Please go through the records below and return every line holding the word "Subject".

-=-=-=-=-

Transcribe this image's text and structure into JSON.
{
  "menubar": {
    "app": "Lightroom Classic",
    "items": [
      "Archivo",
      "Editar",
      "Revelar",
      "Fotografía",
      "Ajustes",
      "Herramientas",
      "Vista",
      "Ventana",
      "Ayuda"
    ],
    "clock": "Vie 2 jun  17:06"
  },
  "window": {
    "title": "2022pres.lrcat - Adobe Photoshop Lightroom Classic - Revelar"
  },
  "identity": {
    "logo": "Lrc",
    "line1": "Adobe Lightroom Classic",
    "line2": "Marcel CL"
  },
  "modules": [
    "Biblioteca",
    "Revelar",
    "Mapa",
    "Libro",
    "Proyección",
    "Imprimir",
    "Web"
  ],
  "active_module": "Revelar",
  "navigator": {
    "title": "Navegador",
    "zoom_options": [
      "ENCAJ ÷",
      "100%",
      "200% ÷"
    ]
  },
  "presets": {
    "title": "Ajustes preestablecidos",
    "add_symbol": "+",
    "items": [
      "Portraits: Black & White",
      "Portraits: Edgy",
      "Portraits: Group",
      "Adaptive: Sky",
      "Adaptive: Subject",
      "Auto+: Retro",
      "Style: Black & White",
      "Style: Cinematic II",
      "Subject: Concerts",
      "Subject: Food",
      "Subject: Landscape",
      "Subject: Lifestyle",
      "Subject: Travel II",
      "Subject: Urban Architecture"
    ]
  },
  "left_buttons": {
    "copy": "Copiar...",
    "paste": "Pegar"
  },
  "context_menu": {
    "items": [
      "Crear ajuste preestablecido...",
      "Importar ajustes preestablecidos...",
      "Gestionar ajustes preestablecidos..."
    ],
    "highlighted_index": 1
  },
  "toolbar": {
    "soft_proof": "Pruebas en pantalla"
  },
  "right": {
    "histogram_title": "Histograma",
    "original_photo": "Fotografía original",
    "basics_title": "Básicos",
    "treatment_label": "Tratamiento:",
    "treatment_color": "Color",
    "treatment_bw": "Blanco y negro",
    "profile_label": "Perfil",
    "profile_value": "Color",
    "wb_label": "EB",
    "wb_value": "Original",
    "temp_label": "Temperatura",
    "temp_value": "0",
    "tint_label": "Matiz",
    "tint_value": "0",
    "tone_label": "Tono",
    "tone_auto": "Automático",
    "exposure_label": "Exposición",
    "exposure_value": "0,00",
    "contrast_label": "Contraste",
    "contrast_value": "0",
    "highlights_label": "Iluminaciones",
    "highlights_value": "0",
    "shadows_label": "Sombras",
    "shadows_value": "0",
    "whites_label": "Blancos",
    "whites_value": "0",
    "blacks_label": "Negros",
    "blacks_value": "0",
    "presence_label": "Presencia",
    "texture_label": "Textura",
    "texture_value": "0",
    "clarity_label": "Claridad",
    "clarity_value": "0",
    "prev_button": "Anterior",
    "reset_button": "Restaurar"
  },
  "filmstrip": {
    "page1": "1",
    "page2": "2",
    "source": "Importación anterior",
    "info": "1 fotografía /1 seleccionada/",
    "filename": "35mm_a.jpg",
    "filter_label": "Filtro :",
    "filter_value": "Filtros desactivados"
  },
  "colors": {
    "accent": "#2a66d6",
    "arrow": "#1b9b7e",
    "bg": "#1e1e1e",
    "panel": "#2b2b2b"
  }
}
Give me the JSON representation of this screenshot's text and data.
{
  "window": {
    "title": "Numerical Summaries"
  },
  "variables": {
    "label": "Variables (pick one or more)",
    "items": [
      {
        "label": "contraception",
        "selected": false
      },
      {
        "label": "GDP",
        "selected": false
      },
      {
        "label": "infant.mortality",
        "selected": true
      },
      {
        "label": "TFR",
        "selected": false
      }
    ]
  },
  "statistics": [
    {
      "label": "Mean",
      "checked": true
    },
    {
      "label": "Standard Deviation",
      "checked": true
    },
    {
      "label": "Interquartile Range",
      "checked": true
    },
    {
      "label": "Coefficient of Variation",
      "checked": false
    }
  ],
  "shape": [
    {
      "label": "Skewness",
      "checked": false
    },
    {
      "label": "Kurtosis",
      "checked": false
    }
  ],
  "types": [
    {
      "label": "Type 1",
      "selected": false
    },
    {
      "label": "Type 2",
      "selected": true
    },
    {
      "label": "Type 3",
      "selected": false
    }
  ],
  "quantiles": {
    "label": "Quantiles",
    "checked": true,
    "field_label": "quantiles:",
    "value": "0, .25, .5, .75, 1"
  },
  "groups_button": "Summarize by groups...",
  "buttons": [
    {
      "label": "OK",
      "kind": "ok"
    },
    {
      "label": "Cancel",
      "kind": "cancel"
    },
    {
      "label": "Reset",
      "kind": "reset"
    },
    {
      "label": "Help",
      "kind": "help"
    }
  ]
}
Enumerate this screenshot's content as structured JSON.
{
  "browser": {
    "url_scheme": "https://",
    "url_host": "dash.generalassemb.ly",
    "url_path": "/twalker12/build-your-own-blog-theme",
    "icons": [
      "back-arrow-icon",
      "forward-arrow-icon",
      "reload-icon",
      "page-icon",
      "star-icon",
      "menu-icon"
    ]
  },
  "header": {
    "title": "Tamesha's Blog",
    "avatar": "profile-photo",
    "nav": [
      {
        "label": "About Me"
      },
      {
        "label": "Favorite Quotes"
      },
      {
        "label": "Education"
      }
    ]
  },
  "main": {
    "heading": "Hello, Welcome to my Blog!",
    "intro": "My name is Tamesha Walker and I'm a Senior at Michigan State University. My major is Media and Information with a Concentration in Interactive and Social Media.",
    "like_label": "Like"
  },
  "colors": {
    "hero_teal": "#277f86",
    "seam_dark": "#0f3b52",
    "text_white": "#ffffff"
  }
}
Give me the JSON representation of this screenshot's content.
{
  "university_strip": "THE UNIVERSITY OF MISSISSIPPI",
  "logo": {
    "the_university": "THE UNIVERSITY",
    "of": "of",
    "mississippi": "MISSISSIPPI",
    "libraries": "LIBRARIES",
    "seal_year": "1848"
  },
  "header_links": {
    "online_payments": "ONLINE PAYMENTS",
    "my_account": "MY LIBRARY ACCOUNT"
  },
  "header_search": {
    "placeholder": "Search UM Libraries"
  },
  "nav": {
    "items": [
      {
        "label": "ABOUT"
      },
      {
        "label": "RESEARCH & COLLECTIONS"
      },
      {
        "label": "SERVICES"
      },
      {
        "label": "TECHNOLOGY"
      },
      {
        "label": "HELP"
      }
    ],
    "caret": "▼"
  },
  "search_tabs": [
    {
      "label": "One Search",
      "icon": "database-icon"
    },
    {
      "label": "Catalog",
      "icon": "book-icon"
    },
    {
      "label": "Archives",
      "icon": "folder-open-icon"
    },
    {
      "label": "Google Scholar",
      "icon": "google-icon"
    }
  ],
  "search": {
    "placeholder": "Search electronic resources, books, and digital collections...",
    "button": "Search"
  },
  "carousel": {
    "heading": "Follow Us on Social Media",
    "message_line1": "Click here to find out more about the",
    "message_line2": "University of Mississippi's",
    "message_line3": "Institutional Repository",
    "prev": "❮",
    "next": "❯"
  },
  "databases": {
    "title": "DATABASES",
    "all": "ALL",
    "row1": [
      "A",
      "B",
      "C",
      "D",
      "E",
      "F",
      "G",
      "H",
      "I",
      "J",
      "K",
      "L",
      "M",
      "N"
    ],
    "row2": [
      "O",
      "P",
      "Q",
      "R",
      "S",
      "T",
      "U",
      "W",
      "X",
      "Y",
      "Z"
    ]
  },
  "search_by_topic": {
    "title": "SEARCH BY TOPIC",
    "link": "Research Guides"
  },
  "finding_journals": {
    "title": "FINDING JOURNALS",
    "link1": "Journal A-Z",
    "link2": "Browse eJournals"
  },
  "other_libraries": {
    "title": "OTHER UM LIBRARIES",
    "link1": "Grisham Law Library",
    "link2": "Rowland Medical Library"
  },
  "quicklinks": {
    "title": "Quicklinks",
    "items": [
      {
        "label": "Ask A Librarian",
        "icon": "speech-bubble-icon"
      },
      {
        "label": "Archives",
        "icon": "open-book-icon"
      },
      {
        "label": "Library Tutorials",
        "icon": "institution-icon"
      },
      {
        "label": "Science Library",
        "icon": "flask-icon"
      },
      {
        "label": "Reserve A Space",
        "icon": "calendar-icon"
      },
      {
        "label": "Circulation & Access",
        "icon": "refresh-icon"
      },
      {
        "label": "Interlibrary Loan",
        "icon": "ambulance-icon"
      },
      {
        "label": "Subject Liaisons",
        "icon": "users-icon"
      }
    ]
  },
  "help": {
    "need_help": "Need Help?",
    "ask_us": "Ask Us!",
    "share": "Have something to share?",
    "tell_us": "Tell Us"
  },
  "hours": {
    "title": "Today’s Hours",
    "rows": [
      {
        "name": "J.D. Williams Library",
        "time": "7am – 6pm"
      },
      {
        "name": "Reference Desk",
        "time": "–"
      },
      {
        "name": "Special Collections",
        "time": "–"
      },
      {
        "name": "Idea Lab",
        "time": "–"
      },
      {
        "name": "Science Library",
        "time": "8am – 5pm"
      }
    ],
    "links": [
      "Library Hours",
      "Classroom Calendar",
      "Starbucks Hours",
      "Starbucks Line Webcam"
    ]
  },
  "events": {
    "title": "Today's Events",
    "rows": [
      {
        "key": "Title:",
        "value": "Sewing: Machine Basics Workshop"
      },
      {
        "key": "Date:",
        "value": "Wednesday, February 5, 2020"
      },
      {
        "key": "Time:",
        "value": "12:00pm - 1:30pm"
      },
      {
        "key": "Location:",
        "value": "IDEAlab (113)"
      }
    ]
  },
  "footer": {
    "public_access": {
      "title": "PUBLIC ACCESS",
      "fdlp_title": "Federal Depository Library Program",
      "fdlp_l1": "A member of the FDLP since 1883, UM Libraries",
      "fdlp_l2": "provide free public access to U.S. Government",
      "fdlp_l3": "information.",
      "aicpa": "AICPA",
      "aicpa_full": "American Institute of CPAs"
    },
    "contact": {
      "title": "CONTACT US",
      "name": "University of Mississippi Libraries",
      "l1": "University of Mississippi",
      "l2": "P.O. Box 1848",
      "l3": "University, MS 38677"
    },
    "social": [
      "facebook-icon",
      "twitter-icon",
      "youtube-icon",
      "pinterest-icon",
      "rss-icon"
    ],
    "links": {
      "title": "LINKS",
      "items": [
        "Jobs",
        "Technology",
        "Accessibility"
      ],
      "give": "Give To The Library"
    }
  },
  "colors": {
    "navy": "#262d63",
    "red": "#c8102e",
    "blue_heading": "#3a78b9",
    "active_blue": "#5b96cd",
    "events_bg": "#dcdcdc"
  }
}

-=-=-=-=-

**EXERCISE RESPONSE**
      "Adaptive: Subject",
      "Subject: Concerts",
      "Subject: Food",
      "Subject: Landscape",
      "Subject: Lifestyle",
      "Subject: Travel II",
      "Subject: Urban Architecture"
        "label": "Subject Liaisons",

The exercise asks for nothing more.